A major trading centre since medieval times, Dharchula is a beautiful town located on the Indo-Nepal border in the Pithoragarh district of Uttarakhand. The snow clad Panchchuli peaks located on the west of Dharchula separate it from the Johar Valley.
Situated at an elevation of 915 m above sea level, Dharchula is surrounded by hills and offers breathtaking views of the grand Himalayan peaks. The hill station gets its name from ‘Dhar’ and ‘Chula’; Dhar means peak and chula means stove in Hindi. The name was given to Dharchula as it resembles a stove.
Dharchula was an ancient trading town on the Trans-Himalayan trade routes. Trade was based on barter system and was the only source of income for the inhabitants of Dharchula. Local handicrafts like carpets which are known here as ‘dan’, were exchanged with the Tibetans for food and clothing.
After the Indo-China War in 1962, all trading ties with the Tibetans came to a stop which caused innumerable hardships to the people of Dharchula. The difficulty forced people to look for alternate means of earnings. Soon the locals engaged themselves in farming, small businesses and cattle farming. With government intervention, good tourism facilities have developed in the town.
Dharchula is considered strategically sensitive as it is situated on the Indo-Nepal border and separated from its Nepalese twin by the River Kali. Dharchula shares its borders with both Nepal and China. Visiting the Nepali town of Dharchula makes for one of the best excursions.
The people of both towns have common traditions, culture, and lifestyle and are allowed to move across the border without any strict checking of the passport or visa, but there is a customs checkpoint for large goods. Kumaoni and Dotiyali languages are spoken in the town.
Dharchula is inhabited by the people of Rung tribe famous for their dynamism, culture attachment and resilience. The hill station is an important camp on the Kailash-Mansarovar, Chotta Kailash and Narayan Ashram route. The town after Dharchula, Tawaghat, is where the trek to most of the yatras begin.
Culturally, Dharchula has huge significance as it is the meeting ground of the Shauka, Nepalese and Kumaoni during the Jauljibi International Mela. The fair is held every year in November at the confluence of the Kali and Gori rivers near Dharchula.
The best time to visit Dharchula is between the months of March and June and again between September and December. Summers are pleasant, whereas the winters are cold and blessed with snowfall.

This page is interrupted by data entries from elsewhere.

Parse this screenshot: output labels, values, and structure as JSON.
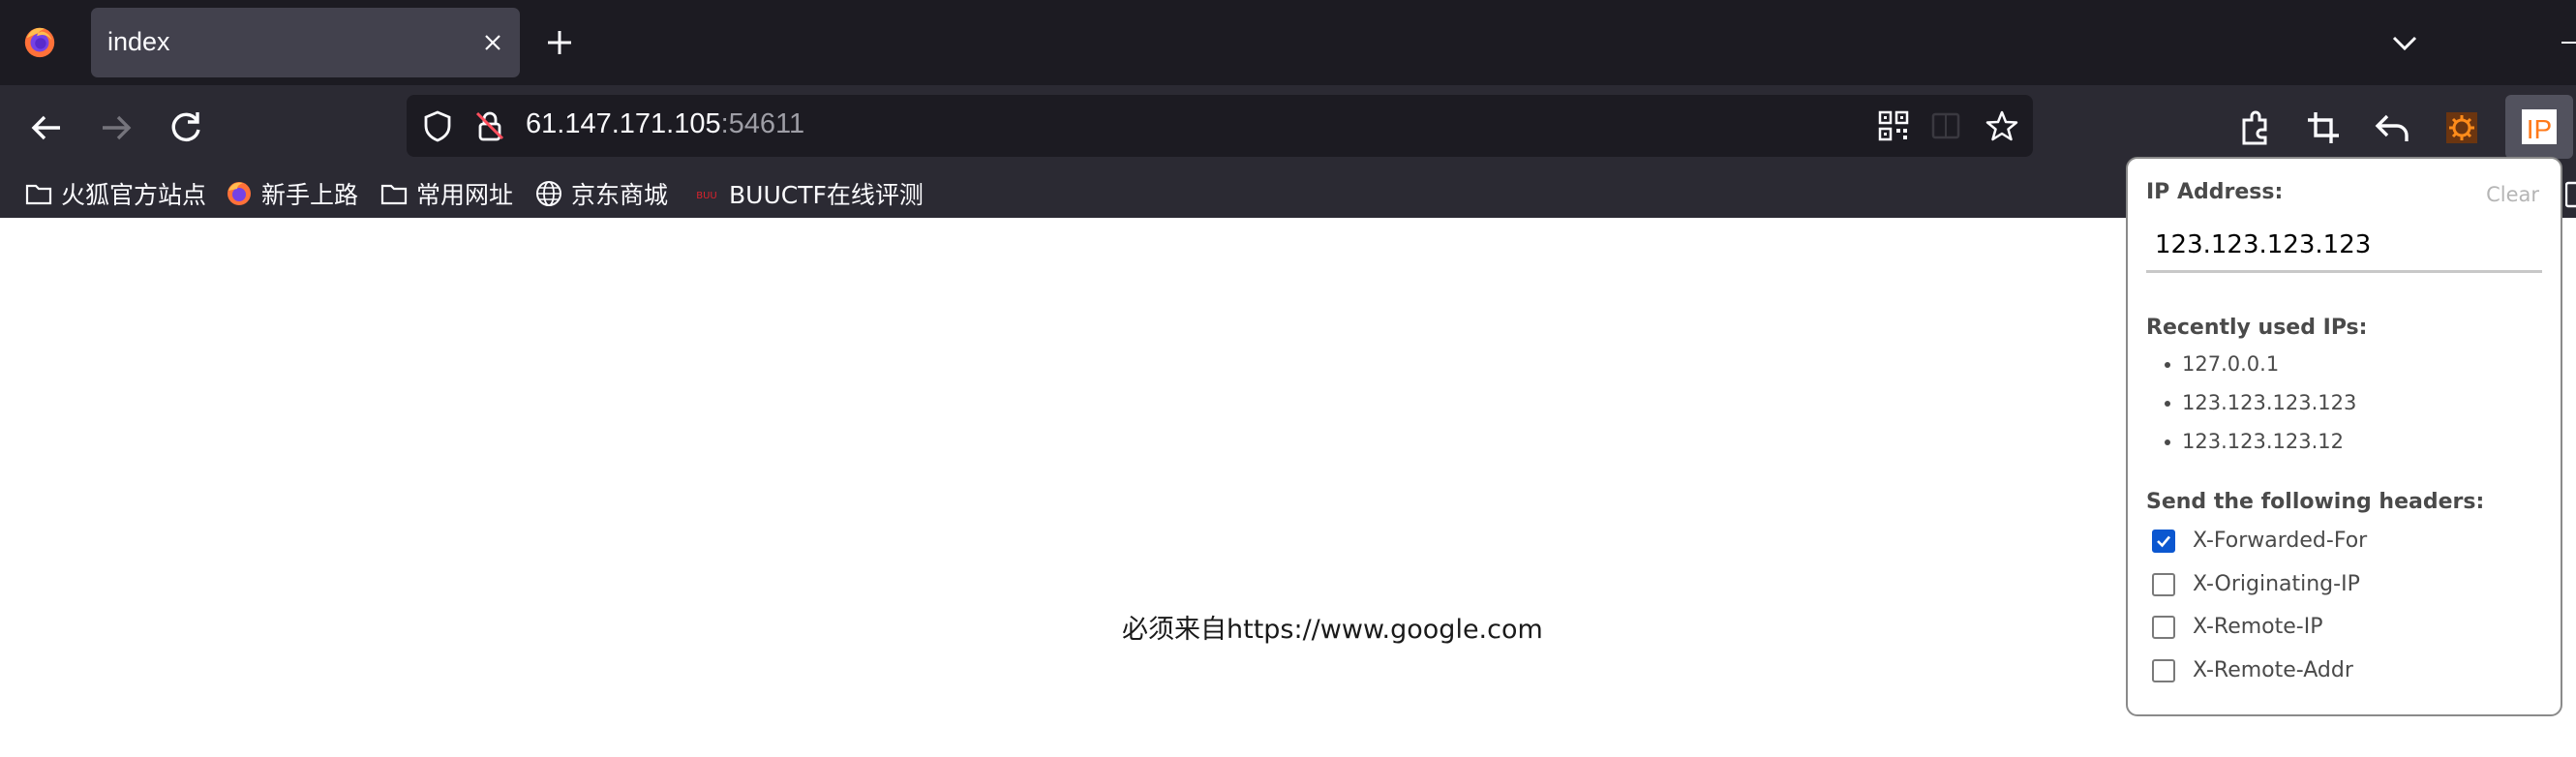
{
  "tab": {
    "title": "index"
  },
  "urlbar": {
    "host": "61.147.171.105",
    "port": ":54611"
  },
  "bookmarks": [
    {
      "label": "火狐官方站点",
      "icon": "folder-icon"
    },
    {
      "label": "新手上路",
      "icon": "firefox-icon"
    },
    {
      "label": "常用网址",
      "icon": "folder-icon"
    },
    {
      "label": "京东商城",
      "icon": "globe-icon"
    },
    {
      "label": "BUUCTF在线评测",
      "icon": "buuctf-favicon"
    }
  ],
  "page": {
    "message": "必须来自https://www.google.com"
  },
  "popup": {
    "ip_label": "IP Address:",
    "clear_label": "Clear",
    "ip_value": "123.123.123.123",
    "recent_label": "Recently used IPs:",
    "recent_ips": [
      "127.0.0.1",
      "123.123.123.123",
      "123.123.123.12"
    ],
    "headers_label": "Send the following headers:",
    "headers": [
      {
        "label": "X-Forwarded-For",
        "checked": true
      },
      {
        "label": "X-Originating-IP",
        "checked": false
      },
      {
        "label": "X-Remote-IP",
        "checked": false
      },
      {
        "label": "X-Remote-Addr",
        "checked": false
      }
    ]
  },
  "colors": {
    "accent": "#0b57d0",
    "chrome_dark": "#1c1b22",
    "toolbar": "#2b2a33",
    "ip_extension": "#ff7a1a"
  }
}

The climatic conditions have allowed the vegetation of the region to thrive. Trees of oak, pine, apple and deodar are common. Wild animals like leopards, bears, foxes, monkeys and deer make up the animal kingdom of the region.
BEST PLACES TO STAY IN DHARCHULA
There are many accommodation options including rest-houses and budget hotels in Dharchula. The Kumaon Mandal Vikas Nigam (KMVN) rest house offers good facilities.
BEST PLACES TO EAT IN DHARCHULA
Eating options are limited in Dharchula. The only options are available at the in-house restaurants of the hotels and a few dhabas.
The average minimum and maximum temperature of Dharchula is as given below. The best time to visit Dharchula is also specified.